Although President Obama has called deportations “heartbreaking,” immigrants in the United States continue to be separated from their families at a record pace. Nearly two million deportations have taken place under the Obama administration to date. On March 13, the President finally ordered the Department of Homeland Security (DHS) to review its deportation practices but has rebuffed calls to use his executive powers to halt deportations for individuals who haven’t committed serious crimes.
A growing chorus of civil rights, faith, legal and human rights advocates are criticizing the administration’s deportation policy as unjust, arbitrary and counter to the spirit of immigration reform supported by the president and an overwhelming majority of Americans. There are myriad reasons why deportations should be curbed, but to start, the system makes it too easy for workers to be susceptible to abuse on the job.
Our current broken immigration laws put the lives of many immigrant workers into the hands of their employers. Many bad employers mistreat and underpay immigrant workers because they know they can get away with it. With one call to local law enforcement, companies can have victims of their workplace crimes sent out of the country. Employers can manipulate the deportation system as a weapon against their employees, threatening retaliatory deportation of immigrant workers who try to organize or speak out about wages and working conditions.
There are cases of brave whistleblowers coming forward to report abuse on the job and collaborating with community groups, worker centers and unions to ensure their rights are protected. But too many immigrant workers are understandably afraid to speak out knowing how many of their friends and neighbors have been separated from their families.

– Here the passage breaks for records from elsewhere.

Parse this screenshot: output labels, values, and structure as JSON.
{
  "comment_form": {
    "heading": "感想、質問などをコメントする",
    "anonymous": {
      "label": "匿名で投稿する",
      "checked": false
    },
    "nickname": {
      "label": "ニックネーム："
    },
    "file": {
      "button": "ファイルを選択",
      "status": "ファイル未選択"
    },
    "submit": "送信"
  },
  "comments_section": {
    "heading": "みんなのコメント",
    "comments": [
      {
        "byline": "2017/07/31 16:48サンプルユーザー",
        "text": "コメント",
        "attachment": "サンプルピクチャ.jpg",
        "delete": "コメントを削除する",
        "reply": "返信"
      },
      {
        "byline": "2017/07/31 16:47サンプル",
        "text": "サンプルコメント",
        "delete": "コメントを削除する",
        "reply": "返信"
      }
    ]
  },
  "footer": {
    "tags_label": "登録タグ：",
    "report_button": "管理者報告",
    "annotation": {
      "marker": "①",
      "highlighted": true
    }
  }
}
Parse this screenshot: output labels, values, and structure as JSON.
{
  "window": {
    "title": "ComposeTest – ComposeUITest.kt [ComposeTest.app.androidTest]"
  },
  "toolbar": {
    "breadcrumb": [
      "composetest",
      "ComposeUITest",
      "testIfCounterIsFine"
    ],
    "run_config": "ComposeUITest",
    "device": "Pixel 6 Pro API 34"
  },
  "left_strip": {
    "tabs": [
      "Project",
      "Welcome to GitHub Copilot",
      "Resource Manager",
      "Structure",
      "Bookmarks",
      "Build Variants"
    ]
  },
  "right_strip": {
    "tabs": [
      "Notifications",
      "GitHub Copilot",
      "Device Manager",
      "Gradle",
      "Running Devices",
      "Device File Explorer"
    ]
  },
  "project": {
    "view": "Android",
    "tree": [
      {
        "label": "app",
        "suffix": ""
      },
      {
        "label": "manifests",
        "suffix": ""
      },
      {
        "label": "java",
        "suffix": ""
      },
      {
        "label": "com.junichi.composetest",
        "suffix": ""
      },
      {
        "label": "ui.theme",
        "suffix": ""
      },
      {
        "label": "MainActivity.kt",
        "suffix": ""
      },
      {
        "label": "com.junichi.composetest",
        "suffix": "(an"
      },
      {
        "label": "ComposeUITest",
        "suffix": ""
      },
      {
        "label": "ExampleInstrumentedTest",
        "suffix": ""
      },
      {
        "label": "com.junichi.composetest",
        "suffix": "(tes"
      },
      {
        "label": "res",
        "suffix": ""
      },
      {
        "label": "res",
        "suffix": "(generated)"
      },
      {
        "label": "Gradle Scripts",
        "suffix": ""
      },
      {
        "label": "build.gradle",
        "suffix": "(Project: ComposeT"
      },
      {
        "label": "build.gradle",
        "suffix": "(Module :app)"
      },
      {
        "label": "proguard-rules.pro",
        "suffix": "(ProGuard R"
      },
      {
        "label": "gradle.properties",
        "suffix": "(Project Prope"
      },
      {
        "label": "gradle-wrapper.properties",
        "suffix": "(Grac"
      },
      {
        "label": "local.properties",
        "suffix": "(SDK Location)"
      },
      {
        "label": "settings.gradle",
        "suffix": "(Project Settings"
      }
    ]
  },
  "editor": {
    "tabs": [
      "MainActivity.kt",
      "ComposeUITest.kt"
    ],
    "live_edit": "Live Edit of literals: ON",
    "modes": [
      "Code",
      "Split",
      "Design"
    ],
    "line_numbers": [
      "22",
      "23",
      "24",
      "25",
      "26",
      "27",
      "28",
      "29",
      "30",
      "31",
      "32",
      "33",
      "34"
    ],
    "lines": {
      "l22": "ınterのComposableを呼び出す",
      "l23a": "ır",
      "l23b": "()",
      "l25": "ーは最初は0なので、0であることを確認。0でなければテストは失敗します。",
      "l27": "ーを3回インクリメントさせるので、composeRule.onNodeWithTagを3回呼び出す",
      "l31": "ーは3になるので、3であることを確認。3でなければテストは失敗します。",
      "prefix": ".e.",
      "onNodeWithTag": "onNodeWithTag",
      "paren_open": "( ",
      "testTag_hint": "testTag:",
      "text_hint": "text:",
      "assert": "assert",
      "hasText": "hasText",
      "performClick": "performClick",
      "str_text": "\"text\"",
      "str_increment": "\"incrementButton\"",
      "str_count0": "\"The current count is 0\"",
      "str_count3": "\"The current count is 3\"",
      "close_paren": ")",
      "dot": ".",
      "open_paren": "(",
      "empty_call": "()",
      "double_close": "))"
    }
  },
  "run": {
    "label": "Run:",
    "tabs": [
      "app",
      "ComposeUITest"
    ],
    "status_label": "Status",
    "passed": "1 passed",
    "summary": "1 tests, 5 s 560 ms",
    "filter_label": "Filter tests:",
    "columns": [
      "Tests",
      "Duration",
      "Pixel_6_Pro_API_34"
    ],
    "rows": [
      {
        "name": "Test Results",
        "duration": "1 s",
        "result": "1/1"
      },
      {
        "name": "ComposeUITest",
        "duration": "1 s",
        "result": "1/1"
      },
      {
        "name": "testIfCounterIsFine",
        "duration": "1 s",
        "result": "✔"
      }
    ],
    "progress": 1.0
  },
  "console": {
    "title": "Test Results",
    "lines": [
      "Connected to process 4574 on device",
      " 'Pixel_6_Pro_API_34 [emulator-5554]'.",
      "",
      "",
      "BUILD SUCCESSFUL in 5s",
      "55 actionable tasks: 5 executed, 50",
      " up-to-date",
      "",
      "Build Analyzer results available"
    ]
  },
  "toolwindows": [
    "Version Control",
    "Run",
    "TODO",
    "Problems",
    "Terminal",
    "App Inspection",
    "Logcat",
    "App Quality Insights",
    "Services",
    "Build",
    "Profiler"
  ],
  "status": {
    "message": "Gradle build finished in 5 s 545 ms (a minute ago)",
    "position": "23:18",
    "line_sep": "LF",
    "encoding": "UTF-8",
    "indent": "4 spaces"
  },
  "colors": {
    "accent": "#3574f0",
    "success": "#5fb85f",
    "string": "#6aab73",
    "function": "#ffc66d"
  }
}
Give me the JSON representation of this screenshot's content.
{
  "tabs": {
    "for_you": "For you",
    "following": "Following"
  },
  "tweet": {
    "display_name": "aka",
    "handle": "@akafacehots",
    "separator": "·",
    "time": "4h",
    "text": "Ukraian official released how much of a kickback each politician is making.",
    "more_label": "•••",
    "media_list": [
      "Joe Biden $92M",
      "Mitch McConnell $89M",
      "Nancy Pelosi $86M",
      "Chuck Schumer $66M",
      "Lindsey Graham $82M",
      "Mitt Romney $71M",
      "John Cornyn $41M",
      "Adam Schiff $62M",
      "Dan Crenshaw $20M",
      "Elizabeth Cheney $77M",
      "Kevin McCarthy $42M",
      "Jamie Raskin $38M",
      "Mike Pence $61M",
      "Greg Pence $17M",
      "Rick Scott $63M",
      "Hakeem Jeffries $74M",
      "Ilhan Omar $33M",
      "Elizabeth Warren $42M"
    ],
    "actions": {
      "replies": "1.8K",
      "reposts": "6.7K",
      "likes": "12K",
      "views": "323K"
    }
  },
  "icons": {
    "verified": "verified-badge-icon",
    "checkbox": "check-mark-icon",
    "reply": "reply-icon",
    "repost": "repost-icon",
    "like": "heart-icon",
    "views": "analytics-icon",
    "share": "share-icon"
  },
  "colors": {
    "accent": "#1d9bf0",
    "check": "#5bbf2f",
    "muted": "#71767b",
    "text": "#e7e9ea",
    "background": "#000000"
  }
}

Bad employers send a powerful, chilling message in the workplace when they deport employees for speaking out. It’s so powerful, in fact, that the mere threat of deportation often looms large enough to silence workers from blowing the whistle and exercising their labor and civil rights.
Recently, a group of workers employed on a publicly funded project in the Washington, D.C., area organized to protest reported wage theft by their employer, only to have their immigration status used in retaliation against them. As a result, more than half of the workers were fired, and many workers and their family members were placed in deportation proceedings.
It’s not just immigrant workers and families who suffer. When unscrupulous employers illegally lower labor standards for certain groups of workers – including undocumented immigrants – they actually depress wages and conditions for all workers. By driving down labor standards to the lowest common denominator, they make it harder to enforce laws and standards even for native-born workers and harder for employers who play by the rules to remain competitive.
Not surprisingly, most Americans are against the deportation of workplace whistleblowers. A March 2013 survey of registered voters by Belden Russonello Strategists found that 80 percent agree that “immigrant workers who blow the whistle on abusive employers are helping U.S. workers defend workplace standards, and they should have the opportunity to stay in the United States to work toward citizenship.”
Communities and commonsense policymakers have had enough of the deportations. Gov. Jerry Brown (D-Calif.) signed the TRUST Act into law last year, a bill that gives law enforcement much more leeway to respond to immigration detainer requests and sets a minimum standard to ensure that those with most low-level, non-violent offenses are not wastefully held for deportation purposes. The Massachusetts legislature is moving closer to adopting a similar bill. Through the POWER campaign, we are working to ensure policies are included in any comprehensive immigration reform legislation to ensure all immigrant whistleblowers who come forward against abuse are protected from deportation to ensure better workplace standards for immigrant and U.S. workers alike.
Workers’ rights groups, including many in the Jobs With Justice network, continue to bring attention to the deportation crisis – through vigils, forums, strategy sessions and protests. On April 5, Eastern Tennessee, Rhode Island, Chicago, Northern Illinois, North Texas, DC, Portland and Massachusetts Jobs with Justice coalitions are all participating in a “Two Million Too Many,” national day of action event to push the White House to take immediate action to formally address the deportation crisis.
The tide is turning, but we need stronger executive action to end our country’s unjust deportation policy. When immigrant workers’ rights are protected, workers across the board do better. We need to stand up for immigrants who work in unsafe, abusive jobs with the constant threat of deportation hanging over them. By doing so, we stand up for the rights of all workers.
You know who doesn’t generally get deported?
People that migrated legally.
1. they have no right to be here
2. they are harming the country
3. there is nothing immoral or unjust about sending them home. it is the consequence that they expected when they committed the crime of being here illegally.
it should be pointed out in reference to the headline that non-deportation hurts American workers. with the illegals gone at least 8 million more Americans would be employed